The prevailing view is that poor people can only afford junk food and food deserts deny them access to fresh produce.
I’ve always disbelieved this and an article in The Economist on 10th March reinforces my view.
It refers to a US academic study of grocery purchases by 60,000 households and sales by 35,000 stores from 2004 to 2015, which finds:
• “There is little price difference for categories other than fresh produce.”
• “Healthy foods such as plain yogurt and high-grain bread are actually 8% less expensive than unhealthy foods.”
• Preference, “which is partly informed by education and nutritional knowledge, is a much more significant factor.”
• The disparity “is caused more by demand than supply.”

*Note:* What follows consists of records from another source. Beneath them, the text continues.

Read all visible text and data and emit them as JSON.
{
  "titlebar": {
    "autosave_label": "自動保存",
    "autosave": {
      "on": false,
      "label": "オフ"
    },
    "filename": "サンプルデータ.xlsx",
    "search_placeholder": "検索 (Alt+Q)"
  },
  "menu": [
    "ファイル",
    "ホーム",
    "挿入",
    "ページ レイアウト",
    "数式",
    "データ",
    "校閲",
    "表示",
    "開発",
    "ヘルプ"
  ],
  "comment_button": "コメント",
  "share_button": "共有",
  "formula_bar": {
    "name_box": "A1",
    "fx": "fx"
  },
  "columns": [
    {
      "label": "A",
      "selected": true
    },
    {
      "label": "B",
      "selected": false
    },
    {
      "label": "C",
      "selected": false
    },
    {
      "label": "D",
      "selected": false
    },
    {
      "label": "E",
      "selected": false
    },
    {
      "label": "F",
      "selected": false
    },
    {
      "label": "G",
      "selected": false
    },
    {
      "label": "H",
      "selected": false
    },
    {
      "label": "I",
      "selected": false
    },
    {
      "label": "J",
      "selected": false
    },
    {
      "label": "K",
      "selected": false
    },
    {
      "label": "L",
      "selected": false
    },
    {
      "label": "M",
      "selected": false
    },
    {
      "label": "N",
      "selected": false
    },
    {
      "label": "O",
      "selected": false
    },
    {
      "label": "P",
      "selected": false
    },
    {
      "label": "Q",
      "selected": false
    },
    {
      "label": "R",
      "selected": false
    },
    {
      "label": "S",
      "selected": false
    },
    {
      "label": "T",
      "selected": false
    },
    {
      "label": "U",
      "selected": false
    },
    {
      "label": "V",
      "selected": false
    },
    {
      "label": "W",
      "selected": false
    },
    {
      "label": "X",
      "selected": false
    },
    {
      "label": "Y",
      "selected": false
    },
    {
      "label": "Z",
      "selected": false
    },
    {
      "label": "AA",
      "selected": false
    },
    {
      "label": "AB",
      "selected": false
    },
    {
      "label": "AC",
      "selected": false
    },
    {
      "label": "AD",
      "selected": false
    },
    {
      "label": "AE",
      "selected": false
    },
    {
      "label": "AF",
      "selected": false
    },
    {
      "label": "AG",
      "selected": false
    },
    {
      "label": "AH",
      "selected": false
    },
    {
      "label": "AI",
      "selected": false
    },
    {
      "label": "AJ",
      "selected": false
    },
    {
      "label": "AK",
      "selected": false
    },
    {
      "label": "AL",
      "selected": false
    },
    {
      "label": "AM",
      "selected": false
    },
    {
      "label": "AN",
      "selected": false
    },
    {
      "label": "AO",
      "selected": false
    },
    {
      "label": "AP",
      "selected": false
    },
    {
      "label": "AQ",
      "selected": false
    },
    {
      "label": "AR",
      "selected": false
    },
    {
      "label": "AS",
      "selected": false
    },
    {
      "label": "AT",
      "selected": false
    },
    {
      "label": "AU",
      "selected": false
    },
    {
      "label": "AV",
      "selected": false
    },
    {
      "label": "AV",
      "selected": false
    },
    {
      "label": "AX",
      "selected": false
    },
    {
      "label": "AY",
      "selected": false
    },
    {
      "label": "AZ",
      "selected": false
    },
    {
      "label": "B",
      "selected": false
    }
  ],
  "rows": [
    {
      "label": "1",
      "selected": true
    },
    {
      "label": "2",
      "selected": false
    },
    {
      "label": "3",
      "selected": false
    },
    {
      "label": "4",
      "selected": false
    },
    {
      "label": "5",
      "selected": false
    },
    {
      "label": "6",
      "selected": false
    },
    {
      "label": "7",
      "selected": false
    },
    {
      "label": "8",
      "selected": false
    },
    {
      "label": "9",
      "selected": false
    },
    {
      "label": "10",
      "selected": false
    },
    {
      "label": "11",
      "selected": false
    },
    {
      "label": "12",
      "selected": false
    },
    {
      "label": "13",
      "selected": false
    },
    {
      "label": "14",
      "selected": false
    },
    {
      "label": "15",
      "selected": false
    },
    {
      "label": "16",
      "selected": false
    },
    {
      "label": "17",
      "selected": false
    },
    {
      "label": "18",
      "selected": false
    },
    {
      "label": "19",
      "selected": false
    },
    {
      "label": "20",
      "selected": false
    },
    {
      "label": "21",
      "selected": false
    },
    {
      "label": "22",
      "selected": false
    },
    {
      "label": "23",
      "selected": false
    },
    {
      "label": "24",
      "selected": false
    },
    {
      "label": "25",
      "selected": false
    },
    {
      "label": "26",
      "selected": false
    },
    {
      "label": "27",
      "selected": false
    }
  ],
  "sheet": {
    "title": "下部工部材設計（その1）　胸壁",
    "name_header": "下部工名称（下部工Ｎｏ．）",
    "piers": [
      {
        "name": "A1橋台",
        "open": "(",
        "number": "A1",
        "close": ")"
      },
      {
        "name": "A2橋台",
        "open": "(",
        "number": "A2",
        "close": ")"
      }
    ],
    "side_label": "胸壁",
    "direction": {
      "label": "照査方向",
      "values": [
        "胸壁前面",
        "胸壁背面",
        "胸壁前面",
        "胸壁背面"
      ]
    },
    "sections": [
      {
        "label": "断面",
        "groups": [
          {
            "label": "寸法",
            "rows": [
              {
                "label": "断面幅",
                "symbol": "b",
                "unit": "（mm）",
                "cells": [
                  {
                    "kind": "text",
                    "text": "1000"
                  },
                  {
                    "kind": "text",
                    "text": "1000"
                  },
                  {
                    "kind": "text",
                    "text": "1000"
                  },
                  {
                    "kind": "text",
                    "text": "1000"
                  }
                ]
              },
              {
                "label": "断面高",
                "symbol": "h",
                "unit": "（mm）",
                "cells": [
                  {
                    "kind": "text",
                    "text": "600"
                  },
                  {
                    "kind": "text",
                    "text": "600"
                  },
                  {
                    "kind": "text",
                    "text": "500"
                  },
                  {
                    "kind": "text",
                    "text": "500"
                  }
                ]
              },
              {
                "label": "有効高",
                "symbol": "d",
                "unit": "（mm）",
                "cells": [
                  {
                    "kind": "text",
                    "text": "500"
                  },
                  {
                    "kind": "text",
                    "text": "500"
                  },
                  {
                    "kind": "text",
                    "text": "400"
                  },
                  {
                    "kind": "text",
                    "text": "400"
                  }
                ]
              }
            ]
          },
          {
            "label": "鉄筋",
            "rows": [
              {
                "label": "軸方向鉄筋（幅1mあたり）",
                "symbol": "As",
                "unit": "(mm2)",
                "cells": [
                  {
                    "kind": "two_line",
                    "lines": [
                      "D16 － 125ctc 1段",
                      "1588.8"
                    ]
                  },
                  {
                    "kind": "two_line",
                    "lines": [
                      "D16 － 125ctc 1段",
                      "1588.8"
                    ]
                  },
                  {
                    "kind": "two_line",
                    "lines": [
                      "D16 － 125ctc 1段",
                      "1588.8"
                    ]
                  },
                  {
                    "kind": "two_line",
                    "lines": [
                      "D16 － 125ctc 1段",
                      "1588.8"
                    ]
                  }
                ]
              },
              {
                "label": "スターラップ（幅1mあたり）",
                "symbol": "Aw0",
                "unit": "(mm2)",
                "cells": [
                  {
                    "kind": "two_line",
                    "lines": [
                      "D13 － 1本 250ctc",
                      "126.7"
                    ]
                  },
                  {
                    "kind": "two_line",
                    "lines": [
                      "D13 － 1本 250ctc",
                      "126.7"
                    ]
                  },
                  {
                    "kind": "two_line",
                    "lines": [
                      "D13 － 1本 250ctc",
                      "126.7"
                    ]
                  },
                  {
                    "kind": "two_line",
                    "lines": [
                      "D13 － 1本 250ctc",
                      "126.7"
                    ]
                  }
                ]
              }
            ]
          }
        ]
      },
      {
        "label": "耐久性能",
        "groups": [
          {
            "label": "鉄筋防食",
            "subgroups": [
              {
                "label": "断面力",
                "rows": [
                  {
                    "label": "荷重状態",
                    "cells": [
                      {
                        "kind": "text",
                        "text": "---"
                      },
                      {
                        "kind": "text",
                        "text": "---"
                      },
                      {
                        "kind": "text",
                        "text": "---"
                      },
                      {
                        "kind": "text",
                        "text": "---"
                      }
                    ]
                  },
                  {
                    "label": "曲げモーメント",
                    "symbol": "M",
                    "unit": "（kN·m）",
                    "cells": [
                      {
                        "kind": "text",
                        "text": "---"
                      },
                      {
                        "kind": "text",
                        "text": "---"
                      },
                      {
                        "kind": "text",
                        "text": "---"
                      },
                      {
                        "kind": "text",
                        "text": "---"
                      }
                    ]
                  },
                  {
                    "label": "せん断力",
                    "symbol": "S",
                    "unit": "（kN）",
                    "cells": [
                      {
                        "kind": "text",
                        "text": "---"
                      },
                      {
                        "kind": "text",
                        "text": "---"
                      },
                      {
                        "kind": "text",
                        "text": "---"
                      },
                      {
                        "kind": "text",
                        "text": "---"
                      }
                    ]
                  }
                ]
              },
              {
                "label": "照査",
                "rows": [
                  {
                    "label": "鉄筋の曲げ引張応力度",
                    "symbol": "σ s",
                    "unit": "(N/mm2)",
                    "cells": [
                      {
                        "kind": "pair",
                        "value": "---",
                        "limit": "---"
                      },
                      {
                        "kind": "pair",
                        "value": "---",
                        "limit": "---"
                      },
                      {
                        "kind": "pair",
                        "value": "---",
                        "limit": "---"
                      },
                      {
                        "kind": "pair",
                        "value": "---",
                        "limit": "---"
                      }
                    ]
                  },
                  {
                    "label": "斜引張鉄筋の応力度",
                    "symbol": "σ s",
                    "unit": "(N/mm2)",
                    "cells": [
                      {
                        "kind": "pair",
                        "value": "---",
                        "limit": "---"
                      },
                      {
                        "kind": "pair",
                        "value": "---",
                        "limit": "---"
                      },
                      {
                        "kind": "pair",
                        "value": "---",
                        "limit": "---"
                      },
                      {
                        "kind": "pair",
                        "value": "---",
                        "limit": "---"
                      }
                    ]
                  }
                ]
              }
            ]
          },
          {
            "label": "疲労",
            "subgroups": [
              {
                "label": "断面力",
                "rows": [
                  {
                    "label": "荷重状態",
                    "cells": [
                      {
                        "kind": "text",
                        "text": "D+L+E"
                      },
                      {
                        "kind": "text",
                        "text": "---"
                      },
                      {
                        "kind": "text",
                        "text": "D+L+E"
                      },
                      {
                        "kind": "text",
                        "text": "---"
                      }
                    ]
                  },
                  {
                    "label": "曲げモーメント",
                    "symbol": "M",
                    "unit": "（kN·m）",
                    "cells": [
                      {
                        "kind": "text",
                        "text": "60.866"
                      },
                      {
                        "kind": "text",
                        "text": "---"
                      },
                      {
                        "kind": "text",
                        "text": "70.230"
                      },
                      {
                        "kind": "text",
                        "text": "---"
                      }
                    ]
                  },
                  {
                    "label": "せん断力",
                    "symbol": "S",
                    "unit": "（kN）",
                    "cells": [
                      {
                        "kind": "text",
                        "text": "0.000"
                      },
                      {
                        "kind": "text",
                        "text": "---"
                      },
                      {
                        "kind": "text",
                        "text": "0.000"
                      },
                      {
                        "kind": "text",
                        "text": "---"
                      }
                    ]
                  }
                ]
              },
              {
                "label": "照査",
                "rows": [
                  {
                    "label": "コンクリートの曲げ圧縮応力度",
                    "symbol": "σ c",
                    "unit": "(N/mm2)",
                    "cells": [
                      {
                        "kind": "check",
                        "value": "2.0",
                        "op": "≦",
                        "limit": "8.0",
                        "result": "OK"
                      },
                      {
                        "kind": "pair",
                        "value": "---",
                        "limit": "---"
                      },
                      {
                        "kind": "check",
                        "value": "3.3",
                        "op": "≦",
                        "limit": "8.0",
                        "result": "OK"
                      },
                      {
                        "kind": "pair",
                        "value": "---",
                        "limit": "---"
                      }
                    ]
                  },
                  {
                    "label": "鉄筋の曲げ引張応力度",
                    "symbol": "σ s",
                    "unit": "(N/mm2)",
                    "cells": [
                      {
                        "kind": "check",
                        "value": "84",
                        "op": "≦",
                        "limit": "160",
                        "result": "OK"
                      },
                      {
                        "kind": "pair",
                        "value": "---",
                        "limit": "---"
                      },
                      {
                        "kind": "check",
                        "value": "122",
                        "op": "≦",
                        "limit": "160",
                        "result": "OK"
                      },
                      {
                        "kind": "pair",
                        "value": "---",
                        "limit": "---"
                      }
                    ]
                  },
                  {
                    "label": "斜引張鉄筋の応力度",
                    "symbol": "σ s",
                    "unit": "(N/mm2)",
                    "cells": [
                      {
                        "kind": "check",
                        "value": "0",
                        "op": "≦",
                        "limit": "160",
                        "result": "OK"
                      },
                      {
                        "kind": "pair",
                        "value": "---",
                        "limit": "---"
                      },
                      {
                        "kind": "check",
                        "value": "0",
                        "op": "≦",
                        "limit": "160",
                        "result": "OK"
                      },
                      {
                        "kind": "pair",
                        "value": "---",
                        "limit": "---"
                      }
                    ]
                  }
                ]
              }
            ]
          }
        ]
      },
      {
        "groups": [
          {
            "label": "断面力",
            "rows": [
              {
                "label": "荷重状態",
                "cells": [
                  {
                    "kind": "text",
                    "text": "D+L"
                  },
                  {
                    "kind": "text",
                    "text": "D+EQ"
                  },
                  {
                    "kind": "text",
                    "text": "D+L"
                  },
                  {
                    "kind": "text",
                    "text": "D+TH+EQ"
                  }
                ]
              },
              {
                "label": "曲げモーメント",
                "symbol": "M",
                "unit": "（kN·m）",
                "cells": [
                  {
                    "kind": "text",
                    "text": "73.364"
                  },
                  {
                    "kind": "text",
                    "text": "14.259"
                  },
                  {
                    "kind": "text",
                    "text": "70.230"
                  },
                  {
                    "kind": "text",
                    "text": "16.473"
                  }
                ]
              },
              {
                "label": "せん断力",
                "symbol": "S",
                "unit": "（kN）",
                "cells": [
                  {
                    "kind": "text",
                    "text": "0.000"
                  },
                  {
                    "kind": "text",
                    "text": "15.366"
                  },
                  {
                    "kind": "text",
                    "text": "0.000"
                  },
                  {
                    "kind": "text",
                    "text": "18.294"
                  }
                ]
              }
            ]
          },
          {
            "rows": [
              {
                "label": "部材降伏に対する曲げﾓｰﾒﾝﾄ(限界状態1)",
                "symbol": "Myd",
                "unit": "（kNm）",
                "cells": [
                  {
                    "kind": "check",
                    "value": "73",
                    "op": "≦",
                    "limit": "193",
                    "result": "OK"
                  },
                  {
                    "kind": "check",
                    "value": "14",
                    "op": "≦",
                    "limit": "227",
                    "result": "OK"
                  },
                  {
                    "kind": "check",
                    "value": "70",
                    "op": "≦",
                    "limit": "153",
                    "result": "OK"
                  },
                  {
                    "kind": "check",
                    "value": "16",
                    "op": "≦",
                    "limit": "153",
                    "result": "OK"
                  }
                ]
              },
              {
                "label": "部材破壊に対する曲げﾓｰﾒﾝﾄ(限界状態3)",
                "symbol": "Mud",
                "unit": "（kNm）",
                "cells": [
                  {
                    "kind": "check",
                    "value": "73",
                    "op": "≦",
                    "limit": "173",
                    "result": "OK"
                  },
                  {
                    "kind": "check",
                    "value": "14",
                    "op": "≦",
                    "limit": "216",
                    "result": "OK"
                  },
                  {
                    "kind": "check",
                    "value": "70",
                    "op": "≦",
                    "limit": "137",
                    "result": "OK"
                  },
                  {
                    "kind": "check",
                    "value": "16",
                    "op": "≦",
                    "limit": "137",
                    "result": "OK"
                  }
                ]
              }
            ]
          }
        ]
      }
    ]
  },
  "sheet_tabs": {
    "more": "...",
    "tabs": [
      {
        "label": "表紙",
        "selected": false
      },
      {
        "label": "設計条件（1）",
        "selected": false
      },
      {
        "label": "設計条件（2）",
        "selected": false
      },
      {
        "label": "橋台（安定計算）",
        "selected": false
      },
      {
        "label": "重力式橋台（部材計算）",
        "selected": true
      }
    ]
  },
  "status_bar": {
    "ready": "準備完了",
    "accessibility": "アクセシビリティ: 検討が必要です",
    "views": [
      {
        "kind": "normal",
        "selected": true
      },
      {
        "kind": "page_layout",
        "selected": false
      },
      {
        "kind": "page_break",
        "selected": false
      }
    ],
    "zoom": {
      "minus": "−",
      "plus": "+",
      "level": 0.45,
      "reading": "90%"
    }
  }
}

• “Introducing low-income populations to the same grocery shopping conditions enjoyed by high-income ones reduces nutritional inequality by only 9%. The remaining 91% of the nutritional gap … can be accounted for by differences in demand.”
I’m not saying the problem doesn’t need to be addressed. I’m saying that it can’t just be blamed on supply or price and more needs to be done on education and policy too.